CHENNAI: Harendra Singh likes words beginning with ‘C’. He is so infatuated with the letter that he has about ‘15-16 words beginning with that particular letter’ written permanently in the team’s dressing room.
“Cool, calm, composed....,” he says when pressed on his love for that particular alphabet. “I have those sort of words scribbled in the dressing room to din the importance of those attributes into my players.”
It might sound like a strange technique but Harendra, the chief coach of the Indian junior hockey team, knows that it is working. For his team has just returned after winning the junior Asia Cup, an emphatic 6-2 win over rivals Pakistan in the final confirming their rise to the top. Ask Harendra, who has previously coached the senior team in two World Cups, whether the victory was expected and he replies in the affirmative.
“Given the way we prepared for this over the last 45 days, we knew we were in with a chance. Perhaps the margin of victory surprised even us but we are happy to say the least.”

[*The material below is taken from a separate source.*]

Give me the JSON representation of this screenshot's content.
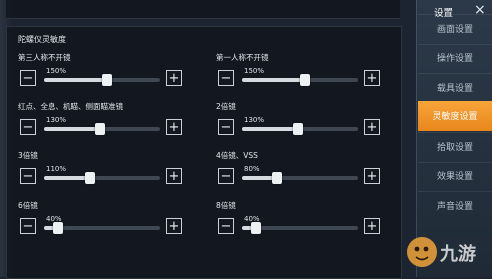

But like most modern coaches, Harendra doesn’t place emphasis on triumph. “I never really play for results. How we play — style, right attack and movement — the process is more important. Sometimes you can play really well and still lose and for us we can take confidence from how we have played.
“Once the self confidence comes in, results follow. The process is very hard to master but once we have done that, we will start winning. And the evidence of that process is we are the best junior team in Asia. That gives us the belief that we can meet the best in our age-group in Europe.” he explained.
Some coaches tend to monitor their more promising wards a bit too much – institutionalise them and coach the fire out of their belly. But not Harendra. “For me giving freedom to my players is very important. I don’t deny that we have a set structure in our team but that structure allows our more creative players to express themselves. Because first and foremost, players should enjoy themselves while playing the game.”
But he also had a word of caution for the 18 players who brought back the title from Malaysia. “I don’t think any of the current lot will be ready for the Olympics. A more realistic prospect for them will be to train for the junior World Cup next year (New Delhi).”